Presentation: Houston, We Have a Problem: Leading Through Failure.
Presenters: James A. Jorstad, Ann Kovalchick, William A. Mayer, Hae K. Okimoto, Sherri Yerk-Zwickl
Here are my notes on this talk:
The presentation opens with a video about Honda, “Failure: The Secret To Success.” It’s from the Dream the Impossible documentary series.
Jorstad – A Space Design initiative
Know your landscape before taking off.
Know and understand how the pieces fit together.
Don’t got at it alone. Know your allies.
Understand your point of view and that of others.
Be aware of the view from more than 10,000 feet. Try to view your situation from the chancellor’s perspective.
Okimoto – Enterprise application adoption
Context: University of Hawaii system. 10 campuses. Goal was to set up a centralized student information system. They selected a vendor. But vendor then left. To recover from this, it was important to have a goal, a plan and a navigation system. She compared to the value of having a GPS when driving through heavy fog.
Mayer – Project Launch
Challenge he faced: library was going to soon run out of space in the stacks. He couldn’t just go to his tenured librarians for a solution. Couldn’t just go to students for a solution. They hired movers to move the books. Take away points: with small failures, find the ways to recover gracefully and establish comfort. With spectacular failures, lean into discomfort, don’t be afraid to learn, and remember the Mars Polar Surveyor.
Kovalchick – Portal Implementation
Challenge: Blackboard portal implementation. 8 months lead time. New account provisioning process. New Provost. Value added.
Failure: they found all new faculty could not access Blackboard. And HR staff were being blamed at first.
Assumptions about authority: positional. persuasive.
The “Do Over” – relational authority. Personal authority.
Yerk-Zwickl – graduate admissions application
The challenge: create a new graduate admissions application form. Improve the look and functionality. One college decided to go forward with a plan to create a new form but didn’t check with IT first. But IT used a third party tool to validate the form info to make sure it’s kosher before the data moves into the university’s system. Inadequate testing. Tempers flare. This process of poor collaboration or non-collaboration goes on for two years: and still no application form.
How did we get into this mess? An approach of “do first, ask later” combined with “ego issues.” It all circles back around to a communication failure on all sides.
What did we learn? Never underestimate the value of planning. Failing to plan is planning to fail. How we responded to those clients when they asked for help so late in the game, was really an issue for us. We should have stepped back to assess the situatino more carefully and proceed more carefully. All of the warning signs showed us that the communication piece is where the failure happened. Body language in meetings made it evident that things were “not pretty.”
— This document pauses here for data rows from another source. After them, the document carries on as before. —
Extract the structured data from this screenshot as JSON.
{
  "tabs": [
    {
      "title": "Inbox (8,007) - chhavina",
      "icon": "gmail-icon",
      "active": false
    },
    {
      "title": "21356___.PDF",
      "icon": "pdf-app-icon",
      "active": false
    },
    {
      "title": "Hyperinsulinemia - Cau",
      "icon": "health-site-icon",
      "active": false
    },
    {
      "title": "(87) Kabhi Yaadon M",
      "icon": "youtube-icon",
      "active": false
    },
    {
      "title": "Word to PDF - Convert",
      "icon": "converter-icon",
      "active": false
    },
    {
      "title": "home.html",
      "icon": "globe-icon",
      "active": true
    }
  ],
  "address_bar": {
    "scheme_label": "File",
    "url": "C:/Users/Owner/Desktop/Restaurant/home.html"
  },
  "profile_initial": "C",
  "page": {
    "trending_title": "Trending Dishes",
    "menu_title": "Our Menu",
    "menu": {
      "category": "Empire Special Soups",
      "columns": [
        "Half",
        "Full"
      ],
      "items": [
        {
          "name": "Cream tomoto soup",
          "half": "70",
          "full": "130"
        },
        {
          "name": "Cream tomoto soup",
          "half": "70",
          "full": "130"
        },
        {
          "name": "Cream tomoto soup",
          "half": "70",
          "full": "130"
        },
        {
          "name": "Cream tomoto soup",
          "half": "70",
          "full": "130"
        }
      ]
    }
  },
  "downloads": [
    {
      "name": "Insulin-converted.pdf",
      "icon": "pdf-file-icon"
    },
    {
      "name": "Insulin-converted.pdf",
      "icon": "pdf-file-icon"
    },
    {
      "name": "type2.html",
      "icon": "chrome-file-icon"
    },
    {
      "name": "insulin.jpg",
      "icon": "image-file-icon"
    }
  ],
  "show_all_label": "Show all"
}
Q & A time.
A question about failure and blame.
Kovalchick answers “It’s okay to take the blame sometimes.”
Yerk-Zwickl says to get right past the finger pointing, and get on with fixing things.
Mayer says he has started projects by saying if this works, you get the credit. If it fails, it’s on me. That can put people at ease and make them warm up to the idea/iniative.
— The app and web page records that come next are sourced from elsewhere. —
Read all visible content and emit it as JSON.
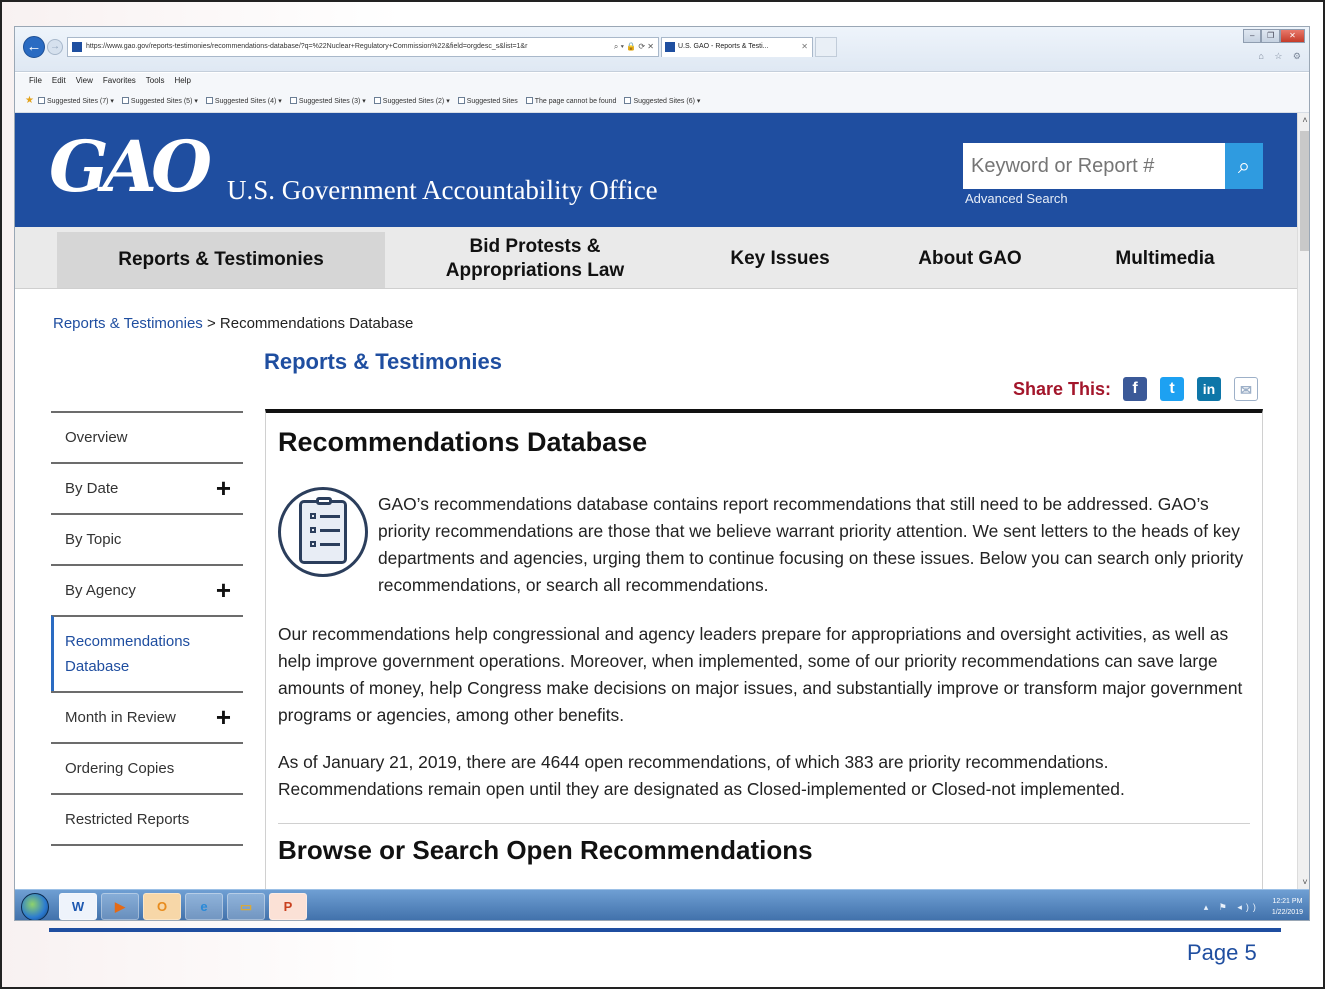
{
  "browser": {
    "address": "https://www.gao.gov/reports-testimonies/recommendations-database/?q=%22Nuclear+Regulatory+Commission%22&field=orgdesc_s&list=1&r",
    "tab_title": "U.S. GAO - Reports & Testi...",
    "menu": [
      "File",
      "Edit",
      "View",
      "Favorites",
      "Tools",
      "Help"
    ],
    "favorites": [
      "Suggested Sites (7)",
      "Suggested Sites (5)",
      "Suggested Sites (4)",
      "Suggested Sites (3)",
      "Suggested Sites (2)",
      "Suggested Sites",
      "The page cannot be found",
      "Suggested Sites (6)"
    ]
  },
  "header": {
    "logo": "GAO",
    "agency": "U.S. Government Accountability Office",
    "search_placeholder": "Keyword or Report #",
    "advanced_search": "Advanced Search"
  },
  "nav": {
    "reports": "Reports & Testimonies",
    "bid_line1": "Bid Protests &",
    "bid_line2": "Appropriations Law",
    "key_issues": "Key Issues",
    "about": "About GAO",
    "multimedia": "Multimedia"
  },
  "breadcrumb": {
    "link": "Reports & Testimonies",
    "separator": " > ",
    "current": "Recommendations Database"
  },
  "section_title": "Reports & Testimonies",
  "share": {
    "label": "Share This:",
    "icons": [
      "facebook-icon",
      "twitter-icon",
      "linkedin-icon",
      "email-icon"
    ]
  },
  "sidebar": {
    "items": [
      {
        "label": "Overview"
      },
      {
        "label": "By Date"
      },
      {
        "label": "By Topic"
      },
      {
        "label": "By Agency"
      },
      {
        "label": "Recommendations Database"
      },
      {
        "label": "Month in Review"
      },
      {
        "label": "Ordering Copies"
      },
      {
        "label": "Restricted Reports"
      }
    ]
  },
  "content": {
    "title": "Recommendations Database",
    "intro": "GAO’s recommendations database contains report recommendations that still need to be addressed. GAO’s priority recommendations are those that we believe warrant priority attention. We sent letters to the heads of key departments and agencies, urging them to continue focusing on these issues. Below you can search only priority recommendations, or search all recommendations.",
    "para2": "Our recommendations help congressional and agency leaders prepare for appropriations and oversight activities, as well as help improve government operations. Moreover, when implemented, some of our priority recommendations can save large amounts of money, help Congress make decisions on major issues, and substantially improve or transform major government programs or agencies, among other benefits.",
    "para3": "As of January 21, 2019, there are 4644 open recommendations, of which 383 are priority recommendations. Recommendations remain open until they are designated as Closed-implemented or Closed-not implemented.",
    "browse_title": "Browse or Search Open Recommendations"
  },
  "taskbar": {
    "time": "12:21 PM",
    "date": "1/22/2019"
  },
  "slide": {
    "page": "Page 5"
  }
}
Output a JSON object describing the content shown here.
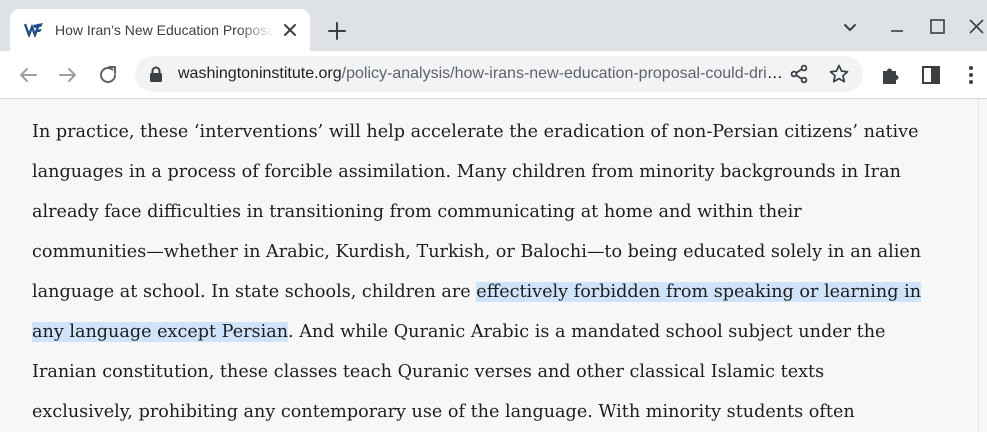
{
  "tab": {
    "title": "How Iran’s New Education Proposal Could Drive Minority Languages to Extinction",
    "favicon": "washington-institute-logo"
  },
  "toolbar": {
    "url_host": "washingtoninstitute.org",
    "url_path": "/policy-analysis/how-irans-new-education-proposal-could-drive-minority-languages-extinction"
  },
  "article": {
    "lines": [
      {
        "text": "In practice, these ‘interventions’ will help accelerate the eradication of non-Persian citizens’ native"
      },
      {
        "text": "languages in a process of forcible assimilation. Many children from minority backgrounds in Iran"
      },
      {
        "text": "already face difficulties in transitioning from communicating at home and within their"
      },
      {
        "text": "communities—whether in Arabic, Kurdish, Turkish, or Balochi—to being educated solely in an alien"
      },
      {
        "before": "language at school. In state schools, children are ",
        "highlight": "effectively forbidden from speaking or learning in"
      },
      {
        "highlight": "any language except Persian",
        "after": ". And while Quranic Arabic is a mandated school subject under the"
      },
      {
        "text": "Iranian constitution, these classes teach Quranic verses and other classical Islamic texts"
      },
      {
        "text": "exclusively, prohibiting any contemporary use of the language. With minority students often"
      }
    ]
  },
  "colors": {
    "tabstrip": "#dee1e6",
    "highlight": "#cfe3f9",
    "page_background": "#f7f7f7"
  }
}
Okimoto – make sure you don’t go into a meeting unprepared. Be ready to say I’m sorry, I screwed up.
Question about projects that are going south that you inherit.
Mayer says not to get caught up on past failures of the project that’s going south. If you do that, you’ll get stuck and never move ahead.
Another question about failure and communication.
Kovalchick – I communicated seven time the same message in different formats. What I didn’t do is draw it out, put it in front of people responsible, and say, is this what’s going to happen on a certain date? Need to do the verification and triangulation of different modalities. We have to be more empathetic …
Okimoto – communication is key, but it is often about who communicates. Might need president or faculty senate chair to communicate the message (to lend more credibility to the message).
Jorstad – Many times it’s about the timing of when you communicate. I’m a visual communicator. Visual communications can have emotional impact. Key points: timing and visual learning/communication.